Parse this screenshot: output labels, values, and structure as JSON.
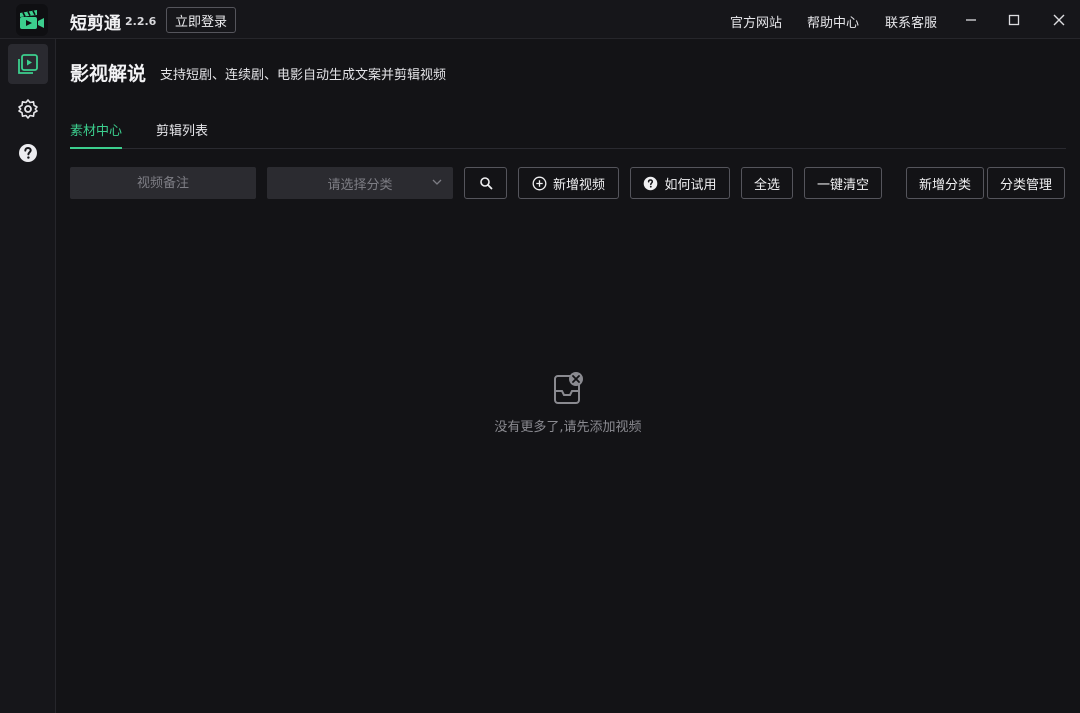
{
  "app": {
    "name": "短剪通",
    "version": "2.2.6",
    "login_label": "立即登录"
  },
  "header_links": [
    "官方网站",
    "帮助中心",
    "联系客服"
  ],
  "window_controls": {
    "minimize": "minimize-icon",
    "maximize": "maximize-icon",
    "close": "close-icon"
  },
  "sidebar": {
    "items": [
      {
        "icon": "video-library-icon",
        "active": true
      },
      {
        "icon": "gear-icon",
        "active": false
      },
      {
        "icon": "help-icon",
        "active": false
      }
    ]
  },
  "page": {
    "title": "影视解说",
    "subtitle": "支持短剧、连续剧、电影自动生成文案并剪辑视频"
  },
  "tabs": [
    {
      "label": "素材中心",
      "active": true
    },
    {
      "label": "剪辑列表",
      "active": false
    }
  ],
  "toolbar": {
    "note_placeholder": "视频备注",
    "category_placeholder": "请选择分类",
    "add_video_label": "新增视频",
    "how_to_try_label": "如何试用",
    "select_all_label": "全选",
    "clear_all_label": "一键清空",
    "add_category_label": "新增分类",
    "manage_category_label": "分类管理"
  },
  "empty_state": {
    "icon": "empty-inbox-icon",
    "message": "没有更多了,请先添加视频"
  },
  "colors": {
    "accent": "#3ccf8e",
    "background": "#131316",
    "panel": "#16161a"
  }
}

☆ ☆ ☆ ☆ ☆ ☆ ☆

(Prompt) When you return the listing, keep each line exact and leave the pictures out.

(Exercise answer)
Parse this screenshot: output labels, values, and structure as JSON.
{
  "app": {
    "name": "短剪通",
    "version": "2.2.6",
    "login_label": "立即登录"
  },
  "header_links": [
    "官方网站",
    "帮助中心",
    "联系客服"
  ],
  "window_controls": {
    "minimize": "minimize-icon",
    "maximize": "maximize-icon",
    "close": "close-icon"
  },
  "sidebar": {
    "items": [
      {
        "icon": "video-library-icon",
        "active": true
      },
      {
        "icon": "gear-icon",
        "active": false
      },
      {
        "icon": "help-icon",
        "active": false
      }
    ]
  },
  "page": {
    "title": "影视解说",
    "subtitle": "支持短剧、连续剧、电影自动生成文案并剪辑视频"
  },
  "tabs": [
    {
      "label": "素材中心",
      "active": true
    },
    {
      "label": "剪辑列表",
      "active": false
    }
  ],
  "toolbar": {
    "note_placeholder": "视频备注",
    "category_placeholder": "请选择分类",
    "add_video_label": "新增视频",
    "how_to_try_label": "如何试用",
    "select_all_label": "全选",
    "clear_all_label": "一键清空",
    "add_category_label": "新增分类",
    "manage_category_label": "分类管理"
  },
  "empty_state": {
    "icon": "empty-inbox-icon",
    "message": "没有更多了,请先添加视频"
  },
  "colors": {
    "accent": "#3ccf8e",
    "background": "#131316",
    "panel": "#16161a"
  }
}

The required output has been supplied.